### EXERCISE DESCRIPTION:
The expected response is the full set of records, unchanged.

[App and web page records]
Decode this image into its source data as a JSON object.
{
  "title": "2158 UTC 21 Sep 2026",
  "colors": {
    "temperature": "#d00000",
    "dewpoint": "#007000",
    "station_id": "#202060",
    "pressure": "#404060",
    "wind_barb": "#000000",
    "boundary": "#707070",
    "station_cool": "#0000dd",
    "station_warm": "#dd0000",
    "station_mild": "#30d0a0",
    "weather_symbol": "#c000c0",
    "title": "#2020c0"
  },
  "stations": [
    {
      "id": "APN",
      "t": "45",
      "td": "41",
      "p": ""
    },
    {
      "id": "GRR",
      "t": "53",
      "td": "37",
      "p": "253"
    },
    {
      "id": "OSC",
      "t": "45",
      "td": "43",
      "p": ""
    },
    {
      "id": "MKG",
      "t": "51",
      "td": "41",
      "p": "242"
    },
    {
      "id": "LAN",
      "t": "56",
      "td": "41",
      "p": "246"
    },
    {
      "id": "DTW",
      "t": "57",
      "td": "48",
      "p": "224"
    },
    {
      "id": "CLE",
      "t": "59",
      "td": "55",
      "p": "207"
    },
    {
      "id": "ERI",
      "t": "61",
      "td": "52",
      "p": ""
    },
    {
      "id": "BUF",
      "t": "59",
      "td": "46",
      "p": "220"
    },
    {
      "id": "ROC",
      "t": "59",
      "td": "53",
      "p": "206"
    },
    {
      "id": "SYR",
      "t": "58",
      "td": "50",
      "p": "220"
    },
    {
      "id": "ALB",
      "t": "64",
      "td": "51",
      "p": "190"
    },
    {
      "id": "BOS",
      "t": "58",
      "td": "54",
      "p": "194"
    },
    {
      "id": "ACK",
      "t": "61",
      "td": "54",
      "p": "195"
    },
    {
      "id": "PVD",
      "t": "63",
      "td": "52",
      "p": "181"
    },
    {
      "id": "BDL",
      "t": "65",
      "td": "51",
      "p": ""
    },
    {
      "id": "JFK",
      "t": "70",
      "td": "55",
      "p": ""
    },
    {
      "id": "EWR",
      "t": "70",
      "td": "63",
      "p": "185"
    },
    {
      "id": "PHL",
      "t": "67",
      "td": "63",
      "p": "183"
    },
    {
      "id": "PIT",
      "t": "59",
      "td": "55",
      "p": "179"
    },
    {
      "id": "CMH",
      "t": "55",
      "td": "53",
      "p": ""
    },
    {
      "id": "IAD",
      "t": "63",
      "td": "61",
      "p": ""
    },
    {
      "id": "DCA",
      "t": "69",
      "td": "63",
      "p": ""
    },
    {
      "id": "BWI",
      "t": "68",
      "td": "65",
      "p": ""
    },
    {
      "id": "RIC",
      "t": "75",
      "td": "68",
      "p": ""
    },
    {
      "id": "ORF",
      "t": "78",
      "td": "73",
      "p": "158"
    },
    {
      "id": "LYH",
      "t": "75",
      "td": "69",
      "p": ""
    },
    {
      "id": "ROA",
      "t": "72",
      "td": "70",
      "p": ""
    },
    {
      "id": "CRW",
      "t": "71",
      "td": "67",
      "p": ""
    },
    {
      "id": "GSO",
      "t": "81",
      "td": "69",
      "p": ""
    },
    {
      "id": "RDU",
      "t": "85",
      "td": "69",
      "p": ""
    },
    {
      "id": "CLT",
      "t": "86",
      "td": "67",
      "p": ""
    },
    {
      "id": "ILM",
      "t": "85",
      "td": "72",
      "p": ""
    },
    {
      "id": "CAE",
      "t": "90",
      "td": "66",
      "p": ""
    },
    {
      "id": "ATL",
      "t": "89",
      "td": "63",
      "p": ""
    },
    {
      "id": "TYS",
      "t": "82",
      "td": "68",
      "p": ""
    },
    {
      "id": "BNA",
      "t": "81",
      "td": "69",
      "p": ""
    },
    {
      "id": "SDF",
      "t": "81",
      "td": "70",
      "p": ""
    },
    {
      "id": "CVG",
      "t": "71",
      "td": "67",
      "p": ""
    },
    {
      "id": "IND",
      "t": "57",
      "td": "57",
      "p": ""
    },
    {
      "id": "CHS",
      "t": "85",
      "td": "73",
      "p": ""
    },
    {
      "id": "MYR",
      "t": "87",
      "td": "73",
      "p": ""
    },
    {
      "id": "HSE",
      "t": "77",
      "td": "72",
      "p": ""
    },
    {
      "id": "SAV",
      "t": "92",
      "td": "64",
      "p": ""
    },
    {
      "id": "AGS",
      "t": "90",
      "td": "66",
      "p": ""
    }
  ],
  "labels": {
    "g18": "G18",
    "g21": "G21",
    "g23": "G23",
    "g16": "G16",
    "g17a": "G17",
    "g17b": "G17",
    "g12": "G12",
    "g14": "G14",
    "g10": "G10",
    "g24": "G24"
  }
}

### YOUR RESPONSE:
Decode this image into its source data as a JSON object.
{
  "title": "2158 UTC 21 Sep 2026",
  "colors": {
    "temperature": "#d00000",
    "dewpoint": "#007000",
    "station_id": "#202060",
    "pressure": "#404060",
    "wind_barb": "#000000",
    "boundary": "#707070",
    "station_cool": "#0000dd",
    "station_warm": "#dd0000",
    "station_mild": "#30d0a0",
    "weather_symbol": "#c000c0",
    "title": "#2020c0"
  },
  "stations": [
    {
      "id": "APN",
      "t": "45",
      "td": "41",
      "p": ""
    },
    {
      "id": "GRR",
      "t": "53",
      "td": "37",
      "p": "253"
    },
    {
      "id": "OSC",
      "t": "45",
      "td": "43",
      "p": ""
    },
    {
      "id": "MKG",
      "t": "51",
      "td": "41",
      "p": "242"
    },
    {
      "id": "LAN",
      "t": "56",
      "td": "41",
      "p": "246"
    },
    {
      "id": "DTW",
      "t": "57",
      "td": "48",
      "p": "224"
    },
    {
      "id": "CLE",
      "t": "59",
      "td": "55",
      "p": "207"
    },
    {
      "id": "ERI",
      "t": "61",
      "td": "52",
      "p": ""
    },
    {
      "id": "BUF",
      "t": "59",
      "td": "46",
      "p": "220"
    },
    {
      "id": "ROC",
      "t": "59",
      "td": "53",
      "p": "206"
    },
    {
      "id": "SYR",
      "t": "58",
      "td": "50",
      "p": "220"
    },
    {
      "id": "ALB",
      "t": "64",
      "td": "51",
      "p": "190"
    },
    {
      "id": "BOS",
      "t": "58",
      "td": "54",
      "p": "194"
    },
    {
      "id": "ACK",
      "t": "61",
      "td": "54",
      "p": "195"
    },
    {
      "id": "PVD",
      "t": "63",
      "td": "52",
      "p": "181"
    },
    {
      "id": "BDL",
      "t": "65",
      "td": "51",
      "p": ""
    },
    {
      "id": "JFK",
      "t": "70",
      "td": "55",
      "p": ""
    },
    {
      "id": "EWR",
      "t": "70",
      "td": "63",
      "p": "185"
    },
    {
      "id": "PHL",
      "t": "67",
      "td": "63",
      "p": "183"
    },
    {
      "id": "PIT",
      "t": "59",
      "td": "55",
      "p": "179"
    },
    {
      "id": "CMH",
      "t": "55",
      "td": "53",
      "p": ""
    },
    {
      "id": "IAD",
      "t": "63",
      "td": "61",
      "p": ""
    },
    {
      "id": "DCA",
      "t": "69",
      "td": "63",
      "p": ""
    },
    {
      "id": "BWI",
      "t": "68",
      "td": "65",
      "p": ""
    },
    {
      "id": "RIC",
      "t": "75",
      "td": "68",
      "p": ""
    },
    {
      "id": "ORF",
      "t": "78",
      "td": "73",
      "p": "158"
    },
    {
      "id": "LYH",
      "t": "75",
      "td": "69",
      "p": ""
    },
    {
      "id": "ROA",
      "t": "72",
      "td": "70",
      "p": ""
    },
    {
      "id": "CRW",
      "t": "71",
      "td": "67",
      "p": ""
    },
    {
      "id": "GSO",
      "t": "81",
      "td": "69",
      "p": ""
    },
    {
      "id": "RDU",
      "t": "85",
      "td": "69",
      "p": ""
    },
    {
      "id": "CLT",
      "t": "86",
      "td": "67",
      "p": ""
    },
    {
      "id": "ILM",
      "t": "85",
      "td": "72",
      "p": ""
    },
    {
      "id": "CAE",
      "t": "90",
      "td": "66",
      "p": ""
    },
    {
      "id": "ATL",
      "t": "89",
      "td": "63",
      "p": ""
    },
    {
      "id": "TYS",
      "t": "82",
      "td": "68",
      "p": ""
    },
    {
      "id": "BNA",
      "t": "81",
      "td": "69",
      "p": ""
    },
    {
      "id": "SDF",
      "t": "81",
      "td": "70",
      "p": ""
    },
    {
      "id": "CVG",
      "t": "71",
      "td": "67",
      "p": ""
    },
    {
      "id": "IND",
      "t": "57",
      "td": "57",
      "p": ""
    },
    {
      "id": "CHS",
      "t": "85",
      "td": "73",
      "p": ""
    },
    {
      "id": "MYR",
      "t": "87",
      "td": "73",
      "p": ""
    },
    {
      "id": "HSE",
      "t": "77",
      "td": "72",
      "p": ""
    },
    {
      "id": "SAV",
      "t": "92",
      "td": "64",
      "p": ""
    },
    {
      "id": "AGS",
      "t": "90",
      "td": "66",
      "p": ""
    }
  ],
  "labels": {
    "g18": "G18",
    "g21": "G21",
    "g23": "G23",
    "g16": "G16",
    "g17a": "G17",
    "g17b": "G17",
    "g12": "G12",
    "g14": "G14",
    "g10": "G10",
    "g24": "G24"
  }
}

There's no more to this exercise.